Look elsewhere if…This is your only ski and your mountain sees north of 350″ a year. You need a longer size. You slarve more than carve. You ski backwards.
This ski was tested by three skiers ranging in weight from 175-200lbs.
Would you buy this ski? Yes – 1 No – 2 (would buy in a longer size, other skier cited cost as too high)
Ski rating: 3.5
Kastle designed this ski for the traditionalists among us. Those who still value an aesthetic (fully completed) carved turn and laugh at the kids with the clown shoe 120+ waisted sticks noodling about on a chalk day. These are the types of skiers who like the power, pop and liveliness only camber can provide and don’t mind being *in* the snow, skiing a bit slower, on a powder day.
It came of little surprise this ski ripped hard pack better than most skis in the test. “It excels on groomers, wind-buff, chalky snow, spring-slush” said one tester. “Good rebound out of turns, the more you drive them the more lively they get” said another tester. With a longer radius and very little early rise it may have been the best groomer ski in the test. To add, with its traditionalist camber profile and two thin sheets of metal wrapping the core, the ski proved very predictable, damp and stable in variable conditions. The ski was on the stiffer end of the spectrum though hardly a plank. All three skiers commented on the ski having a good on snow feel.
Though on the shorter end, one tester noted it wasn’t the easiest ski to release the edge and vary your turn radius with which could be attributed to either the tune, flex and/or traditional camber. “I found myself making hop turns in steeper terrain where I’d likely be sliding a turn on more modern shapes”
When things got deep testers found themselves reverting back to more old school technique.

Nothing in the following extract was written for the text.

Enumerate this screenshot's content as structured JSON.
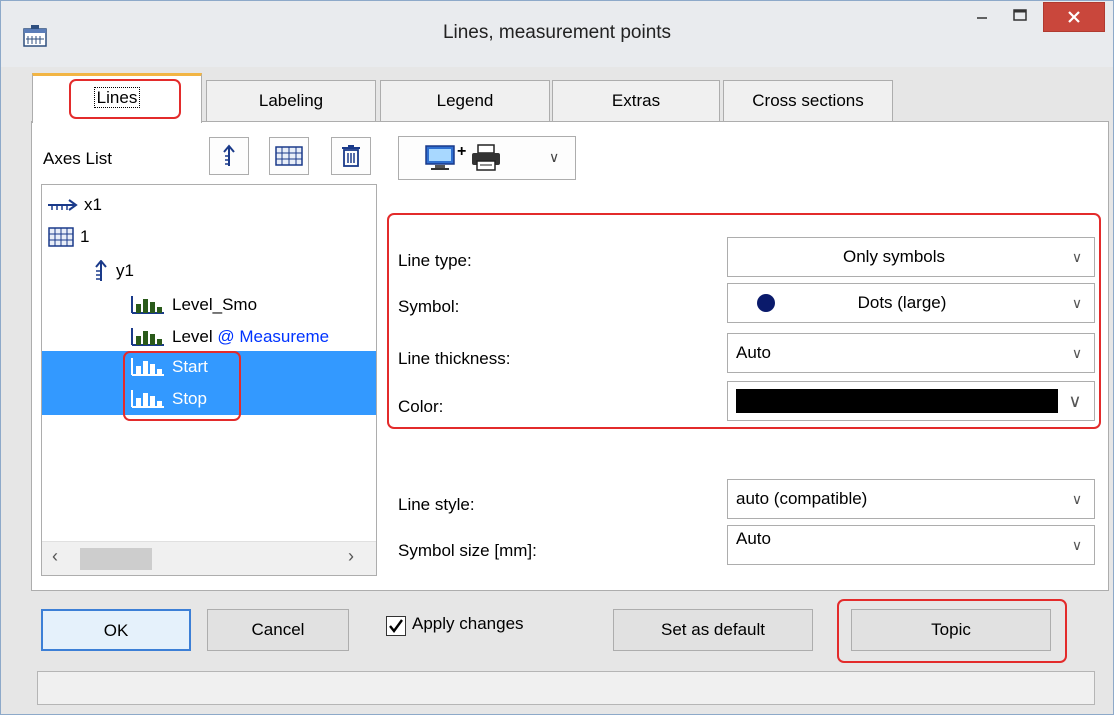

Unweighting the ski more than rolling the base and “surfing” through turns. Considering the ski’s shape, again, this shouldn’t be a huge surprise. Was it not fun on a powder day? Well, our take is skiing powder is fun no matter what. This is just a different, often slower style of skiing that demands a little more attention. While we’d prefer something more like the Supernatural 115 or the Hoji as our “one ski quiver” for deeper days, the FX is hardly not-fun. Plus, lets be honest, powder days are more like powder hours these days. You’ll find yourself with a far more precise tool after the snow gets skied out than your buds on 120+ waisted Cadillacs.
As a backcountry tool, though it does have a ski clip, the ski is a bit on the heavy side at around 5 pounds. That said, the FX104 could be an excellent corn ski in the spring. For those looking to smash every powder stash in the side/backcountry there are better (lighter and more floaty) skis.
Our take is pretty simple. If you need a do everything ski for a place like Jackson and your friends have nicknames for you like “Old School” take a hard look at the FX104. That said, if I still lived on the front range of Colorado, I’d be highly considering the FX104 for a place like Winter Park, A-Basin, Loveland or similar. For Jackson, the FX104 is a great all-business no-frills compliment to any quiver for the skier who has a number of skis and needs something that’ll excel in harder conditions.